Uncommon and important report and map of a tornado which occurred in southern Indiana on April 30th, 1852. Chappelsmith's detailed study focuses on one square mile of the path of the mile wide tornado. It is impressive in that it shows the fall direction for well over a thousand trees, which must have been a very time consuming task without the aid of aerial surveillance. The map has three illustrations of twisted and broken trees and the report has a full-page lithograph displaying broken trees.
The following is a quote from the Princeton University website on the history of meteorology: "[Chappelsmith’s report was the] first scientific study of a tornado’s path and the first conclusive proof that tornadoes are an inward, upward, and onward moving column of air. In his article, Chappelsmith notes that people living five miles north of the storm continued to plough their fields during the whole time. The tornado’s track was one mile wide and sped from New Harmony to Leavenworth in 1.5 hours, averaging sixty miles per hour and toppling trees at the rate of seven thousand per minute. Primarily based on his detailed examination of these prostrated trees left in the storm’s wake, he concludes that the "phenomena are incompatible with the rotary hypothesis. . . . I am inclined to believe in Professor Espy’s idea of an ascensional column . . ." [pp. 10-11]."
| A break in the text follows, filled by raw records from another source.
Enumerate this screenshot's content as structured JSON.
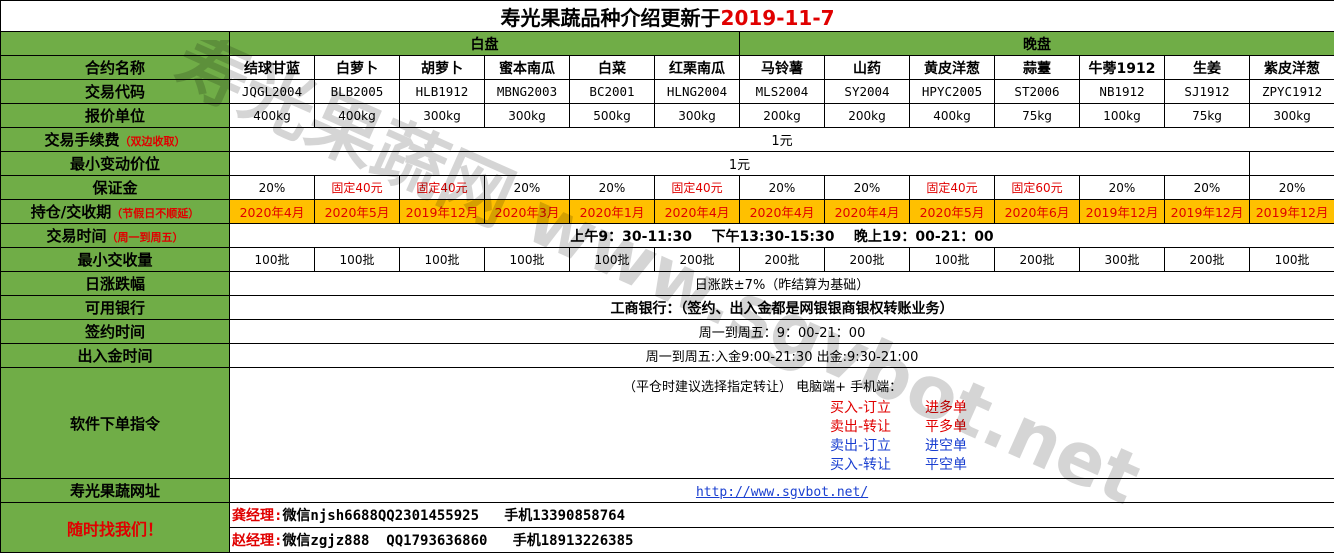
{
  "title": {
    "main": "寿光果蔬品种介绍更新于",
    "date": "2019-11-7"
  },
  "groups": {
    "day": "白盘",
    "night": "晚盘"
  },
  "labels": {
    "contract_name": "合约名称",
    "trade_code": "交易代码",
    "quote_unit": "报价单位",
    "fee": "交易手续费",
    "fee_note": "（双边收取）",
    "min_tick": "最小变动价位",
    "margin": "保证金",
    "delivery": "持仓/交收期",
    "delivery_note": "（节假日不顺延）",
    "trade_time": "交易时间",
    "trade_time_note": "（周一到周五）",
    "min_lot": "最小交收量",
    "limit": "日涨跌幅",
    "bank": "可用银行",
    "sign_time": "签约时间",
    "funds_time": "出入金时间",
    "order_cmd": "软件下单指令",
    "website": "寿光果蔬网址",
    "call_us": "随时找我们！"
  },
  "products": [
    {
      "name": "结球甘蓝",
      "code": "JQGL2004",
      "unit": "400kg",
      "margin": "20%",
      "delivery": "2020年4月",
      "lot": "100批"
    },
    {
      "name": "白萝卜",
      "code": "BLB2005",
      "unit": "400kg",
      "margin": "固定40元",
      "delivery": "2020年5月",
      "lot": "100批"
    },
    {
      "name": "胡萝卜",
      "code": "HLB1912",
      "unit": "300kg",
      "margin": "固定40元",
      "delivery": "2019年12月",
      "lot": "100批"
    },
    {
      "name": "蜜本南瓜",
      "code": "MBNG2003",
      "unit": "300kg",
      "margin": "20%",
      "delivery": "2020年3月",
      "lot": "100批"
    },
    {
      "name": "白菜",
      "code": "BC2001",
      "unit": "500kg",
      "margin": "20%",
      "delivery": "2020年1月",
      "lot": "100批"
    },
    {
      "name": "红栗南瓜",
      "code": "HLNG2004",
      "unit": "300kg",
      "margin": "固定40元",
      "delivery": "2020年4月",
      "lot": "200批"
    },
    {
      "name": "马铃薯",
      "code": "MLS2004",
      "unit": "200kg",
      "margin": "20%",
      "delivery": "2020年4月",
      "lot": "200批"
    },
    {
      "name": "山药",
      "code": "SY2004",
      "unit": "200kg",
      "margin": "20%",
      "delivery": "2020年4月",
      "lot": "200批"
    },
    {
      "name": "黄皮洋葱",
      "code": "HPYC2005",
      "unit": "400kg",
      "margin": "固定40元",
      "delivery": "2020年5月",
      "lot": "100批"
    },
    {
      "name": "蒜薹",
      "code": "ST2006",
      "unit": "75kg",
      "margin": "固定60元",
      "delivery": "2020年6月",
      "lot": "200批"
    },
    {
      "name": "牛蒡1912",
      "code": "NB1912",
      "unit": "100kg",
      "margin": "20%",
      "delivery": "2019年12月",
      "lot": "300批"
    },
    {
      "name": "生姜",
      "code": "SJ1912",
      "unit": "75kg",
      "margin": "20%",
      "delivery": "2019年12月",
      "lot": "200批"
    },
    {
      "name": "紫皮洋葱",
      "code": "ZPYC1912",
      "unit": "300kg",
      "margin": "20%",
      "delivery": "2019年12月",
      "lot": "100批"
    }
  ],
  "values": {
    "fee": "1元",
    "min_tick": "1元",
    "trade_time": "上午9：30-11:30    下午13:30-15:30    晚上19：00-21：00",
    "limit": "日涨跌±7%（昨结算为基础）",
    "bank": "工商银行：（签约、出入金都是网银银商银权转账业务）",
    "sign_time": "周一到周五：9：00-21：00",
    "funds_time": "周一到周五:入金9:00-21:30 出金:9:30-21:00",
    "order_head": "（平仓时建议选择指定转让）  电脑端+ 手机端：",
    "orders": [
      {
        "a": "买入-订立",
        "b": "进多单",
        "color": "#e00000"
      },
      {
        "a": "卖出-转让",
        "b": "平多单",
        "color": "#e00000"
      },
      {
        "a": "卖出-订立",
        "b": "进空单",
        "color": "#1a3fd0"
      },
      {
        "a": "买入-转让",
        "b": "平空单",
        "color": "#1a3fd0"
      }
    ],
    "url": "http://www.sgvbot.net/"
  },
  "contacts": [
    {
      "mgr": "龚经理:",
      "info": "微信njsh6688QQ2301455925   手机13390858764"
    },
    {
      "mgr": "赵经理:",
      "info": "微信zgjz888  QQ1793636860   手机18913226385"
    }
  ],
  "watermark": "寿光果蔬网 www.sgvbot.net"
}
The map is good with toning along the folds, a 3.5" binding tear closed on verso with archival material, and one tiny hole in a blank area closed on verso with old paper. Text and plate are very good with the title below the plate partially trimmed as issued. Bound in modern paper wrappers.